ABOUT THIS TASK = Count the lines below that include the word "icon" and write that number alone.
---- EXCERPTED RECORDS
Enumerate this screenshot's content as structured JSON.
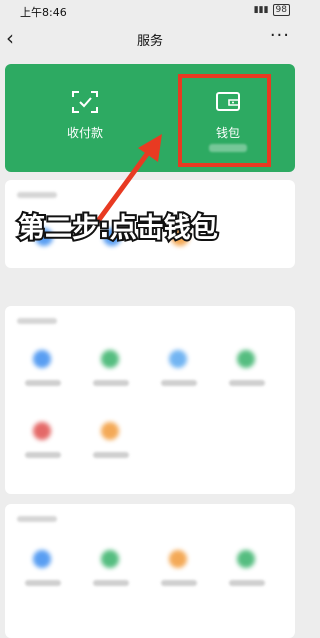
{
  "status_bar": {
    "time": "上午8:46",
    "battery": "98"
  },
  "nav": {
    "title": "服务",
    "back_icon": "chevron-left-icon",
    "more_icon": "more-dots-icon"
  },
  "top_actions": [
    {
      "label": "收付款",
      "icon": "scan-frame-icon"
    },
    {
      "label": "钱包",
      "icon": "wallet-icon"
    }
  ],
  "annotation": {
    "text": "第二步:点击钱包"
  },
  "colors": {
    "green": "#2daa62",
    "highlight": "#e83a22",
    "background": "#ededed"
  }
}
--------
SOLUTION FOR THIS PROBLEM = 4